There’s concern in Adams County about the condition of some county roads.
It’s happening in rural Adams County about five miles east of Mendon, where residents and the county road commissioner aren’t meeting eye to eye.
Residents said County Road 1600 East in rural Adams County, near Mendon, is the problem. They said there’s holes, a drainage problem and it’s almost impassable. One resident said he’s fed up.
Deep ruts, bricks, cracks and mud is what landowner John Wietholder said he’s faced with every time he wants to drive to his property.
“It’s very frustrating that I have to worry every time I come up here, whether I’m going to be able to get to my property or not,” Wietholder said.
This is nothing new, as Wietholder and two other nearby property owners, have been trying to get the road fixed for years.
“The road commissioner is not maintaining the road,” Wietholder said. “It’s gotten to the point where he has specifically said that he is not going to do anything with the road.”
Honey Creek Township road commissioner Ronald Shanholtzer declined to go on camera, but said the county is in dire need of money. He said that road is not a top priority because no one actually lives on that section of the road.

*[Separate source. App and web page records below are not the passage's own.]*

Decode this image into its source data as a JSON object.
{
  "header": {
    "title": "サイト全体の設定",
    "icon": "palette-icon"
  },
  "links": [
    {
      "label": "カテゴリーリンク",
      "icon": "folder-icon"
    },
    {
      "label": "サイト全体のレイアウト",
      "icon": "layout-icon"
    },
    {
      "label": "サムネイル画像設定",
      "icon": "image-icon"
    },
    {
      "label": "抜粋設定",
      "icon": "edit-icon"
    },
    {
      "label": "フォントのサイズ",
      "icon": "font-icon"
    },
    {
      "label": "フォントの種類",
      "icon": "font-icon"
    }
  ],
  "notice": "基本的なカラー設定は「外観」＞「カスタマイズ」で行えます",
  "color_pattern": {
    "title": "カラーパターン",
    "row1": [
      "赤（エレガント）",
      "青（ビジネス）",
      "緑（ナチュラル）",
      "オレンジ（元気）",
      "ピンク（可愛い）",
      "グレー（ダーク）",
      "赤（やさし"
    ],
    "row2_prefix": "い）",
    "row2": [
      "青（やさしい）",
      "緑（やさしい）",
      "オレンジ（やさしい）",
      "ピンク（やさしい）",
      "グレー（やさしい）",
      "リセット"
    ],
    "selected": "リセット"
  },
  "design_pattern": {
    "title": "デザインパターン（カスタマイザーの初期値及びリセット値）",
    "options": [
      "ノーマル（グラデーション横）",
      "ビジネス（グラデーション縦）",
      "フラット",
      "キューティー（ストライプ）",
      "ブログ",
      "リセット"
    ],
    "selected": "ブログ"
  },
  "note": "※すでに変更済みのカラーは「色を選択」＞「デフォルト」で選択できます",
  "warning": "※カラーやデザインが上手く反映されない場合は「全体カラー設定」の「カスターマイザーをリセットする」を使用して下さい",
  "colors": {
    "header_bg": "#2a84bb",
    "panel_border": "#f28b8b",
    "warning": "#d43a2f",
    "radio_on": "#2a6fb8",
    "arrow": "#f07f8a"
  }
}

Shanholtzer said the county’s focus is on mail and school bus routes, until they seek more funds.
Wietholder disagrees and said its wrong that the tax revenue is collected for the road, but not used on it.

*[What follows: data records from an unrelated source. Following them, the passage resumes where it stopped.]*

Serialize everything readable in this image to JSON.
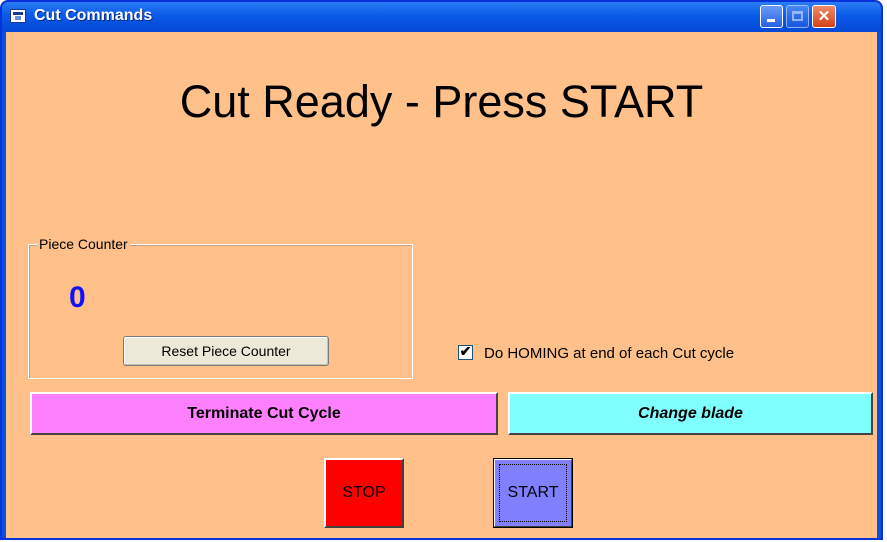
{
  "window": {
    "title": "Cut Commands",
    "controls": [
      "minimize",
      "maximize",
      "close"
    ],
    "close_glyph": "✕"
  },
  "headline": "Cut Ready - Press START",
  "piece_counter": {
    "legend": "Piece Counter",
    "value": "0",
    "reset_label": "Reset Piece Counter"
  },
  "homing_option": {
    "label": "Do HOMING at end of each Cut cycle",
    "checked": true,
    "check_glyph": "✔"
  },
  "buttons": {
    "terminate": "Terminate Cut Cycle",
    "change_blade": "Change blade",
    "stop": "STOP",
    "start": "START"
  },
  "colors": {
    "client_bg": "#ffc08a",
    "terminate_bg": "#ff80ff",
    "change_blade_bg": "#80ffff",
    "stop_bg": "#ff0000",
    "start_bg": "#8080ff",
    "counter_text": "#1010ff"
  }
}
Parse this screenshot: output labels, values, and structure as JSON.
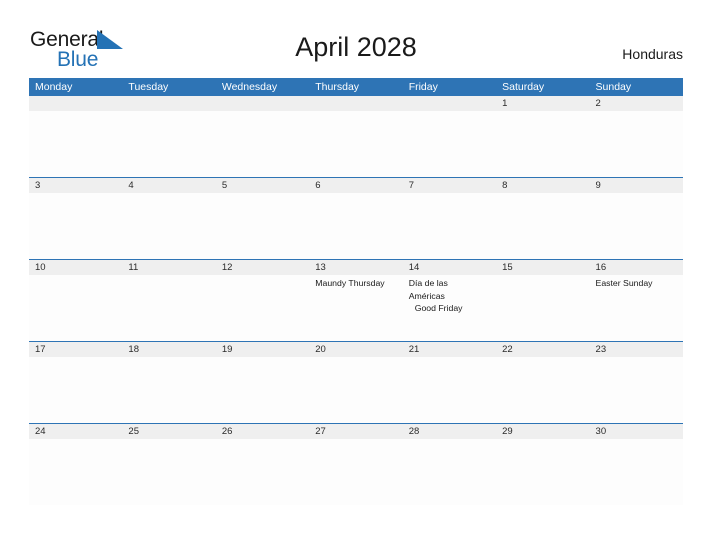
{
  "brand": {
    "name_top": "General",
    "name_bottom": "Blue",
    "flag_icon": "blue-flag-triangle",
    "accent_color": "#2472b5"
  },
  "header": {
    "title": "April 2028",
    "country": "Honduras"
  },
  "theme": {
    "header_blue": "#2e74b5",
    "date_band_gray": "#efefef",
    "cell_white": "#fdfdfd",
    "text_dark": "#1a1a1a"
  },
  "calendar": {
    "month": "April",
    "year": "2028",
    "day_headers": [
      "Monday",
      "Tuesday",
      "Wednesday",
      "Thursday",
      "Friday",
      "Saturday",
      "Sunday"
    ],
    "weeks": [
      {
        "days": [
          {
            "date": "",
            "events": []
          },
          {
            "date": "",
            "events": []
          },
          {
            "date": "",
            "events": []
          },
          {
            "date": "",
            "events": []
          },
          {
            "date": "",
            "events": []
          },
          {
            "date": "1",
            "events": []
          },
          {
            "date": "2",
            "events": []
          }
        ]
      },
      {
        "days": [
          {
            "date": "3",
            "events": []
          },
          {
            "date": "4",
            "events": []
          },
          {
            "date": "5",
            "events": []
          },
          {
            "date": "6",
            "events": []
          },
          {
            "date": "7",
            "events": []
          },
          {
            "date": "8",
            "events": []
          },
          {
            "date": "9",
            "events": []
          }
        ]
      },
      {
        "days": [
          {
            "date": "10",
            "events": []
          },
          {
            "date": "11",
            "events": []
          },
          {
            "date": "12",
            "events": []
          },
          {
            "date": "13",
            "events": [
              "Maundy Thursday"
            ]
          },
          {
            "date": "14",
            "events": [
              "Día de las",
              "Américas",
              " Good Friday"
            ]
          },
          {
            "date": "15",
            "events": []
          },
          {
            "date": "16",
            "events": [
              "Easter Sunday"
            ]
          }
        ]
      },
      {
        "days": [
          {
            "date": "17",
            "events": []
          },
          {
            "date": "18",
            "events": []
          },
          {
            "date": "19",
            "events": []
          },
          {
            "date": "20",
            "events": []
          },
          {
            "date": "21",
            "events": []
          },
          {
            "date": "22",
            "events": []
          },
          {
            "date": "23",
            "events": []
          }
        ]
      },
      {
        "days": [
          {
            "date": "24",
            "events": []
          },
          {
            "date": "25",
            "events": []
          },
          {
            "date": "26",
            "events": []
          },
          {
            "date": "27",
            "events": []
          },
          {
            "date": "28",
            "events": []
          },
          {
            "date": "29",
            "events": []
          },
          {
            "date": "30",
            "events": []
          }
        ]
      }
    ]
  }
}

He said last year, the road got real bad, due to rain and a harsh winter.
That’s when he and the two other land owners signed a petition.

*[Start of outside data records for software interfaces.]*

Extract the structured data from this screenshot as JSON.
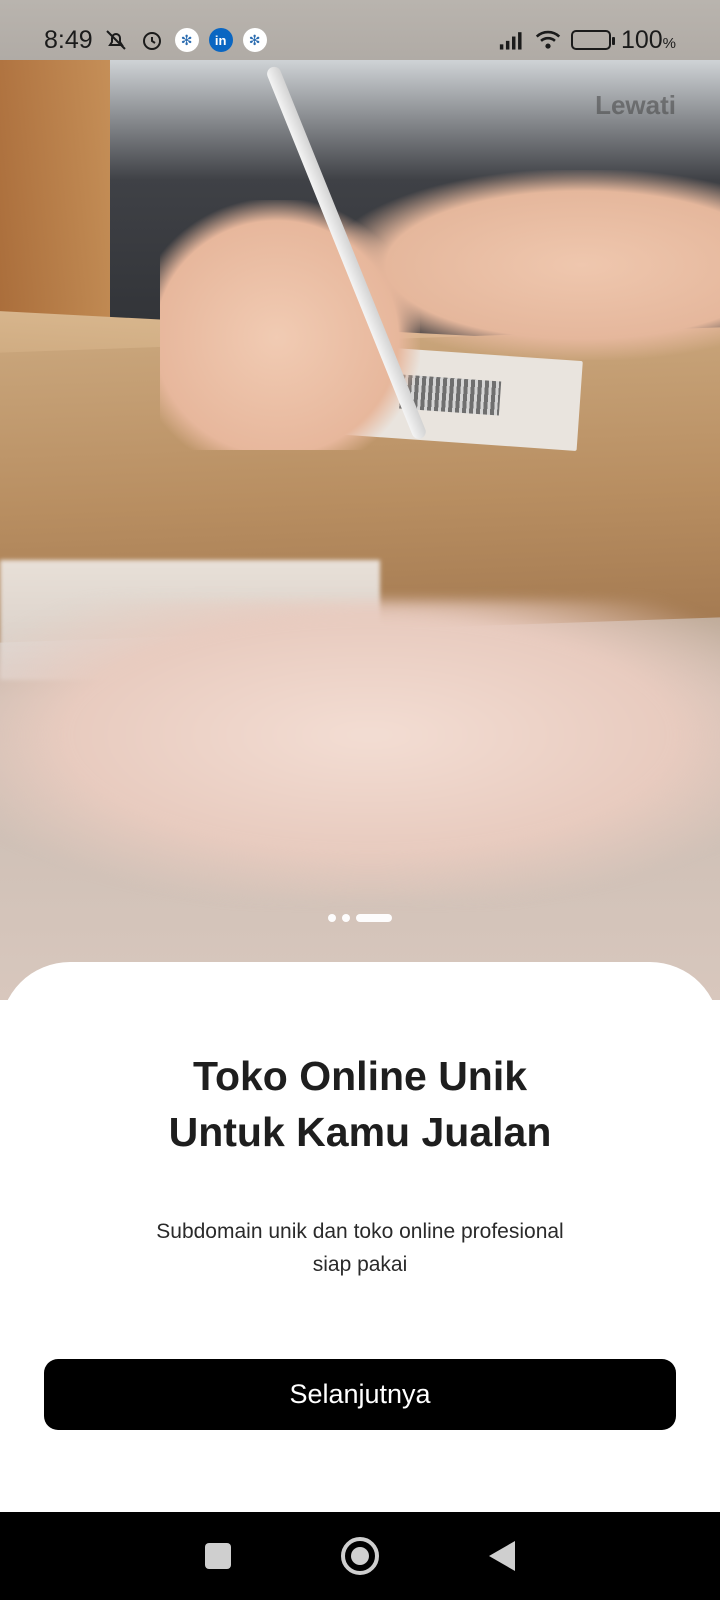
{
  "status_bar": {
    "time": "8:49",
    "battery_percent": "100",
    "battery_unit": "%",
    "icons": [
      "bell-off-icon",
      "alarm-icon",
      "app-icon",
      "linkedin-icon",
      "app-icon",
      "signal-icon",
      "wifi-icon",
      "battery-charging-icon"
    ]
  },
  "header": {
    "skip_label": "Lewati"
  },
  "carousel": {
    "total_pages": 3,
    "active_page": 3
  },
  "onboarding": {
    "title_line1": "Toko Online Unik",
    "title_line2": "Untuk Kamu Jualan",
    "subtitle_line1": "Subdomain unik dan toko online profesional",
    "subtitle_line2": "siap pakai",
    "next_button_label": "Selanjutnya"
  },
  "nav_bar": {
    "buttons": [
      "recents-icon",
      "home-icon",
      "back-icon"
    ]
  },
  "colors": {
    "button_bg": "#000000",
    "button_text": "#ffffff",
    "title_text": "#1e1e1e",
    "sheet_bg": "#ffffff"
  }
}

“Shortly after Ron, of course, came out here after the petition and fixed the road, it then went back to the same, because there was no drainage,” Wietholder said.
But the road commissioner isn’t budging– leaving him in a bind with no long-term fix.
“Being specifically told by the road commissioner that he is not going to do anything to this road, to maintain it, is unacceptable,” Wietholder said.
The road commissioner said there are currently no plans in place to fix the road.
Wietholder said last year, he and the two other landowners raised their own money to pay to have gravel put down on the road.
He said they were not reimbursed for the nearly 1,500 dollars spent.
He said he reached out to the Adams County engineer, who told him to vote him out of office in 2021, or continue to write petitions.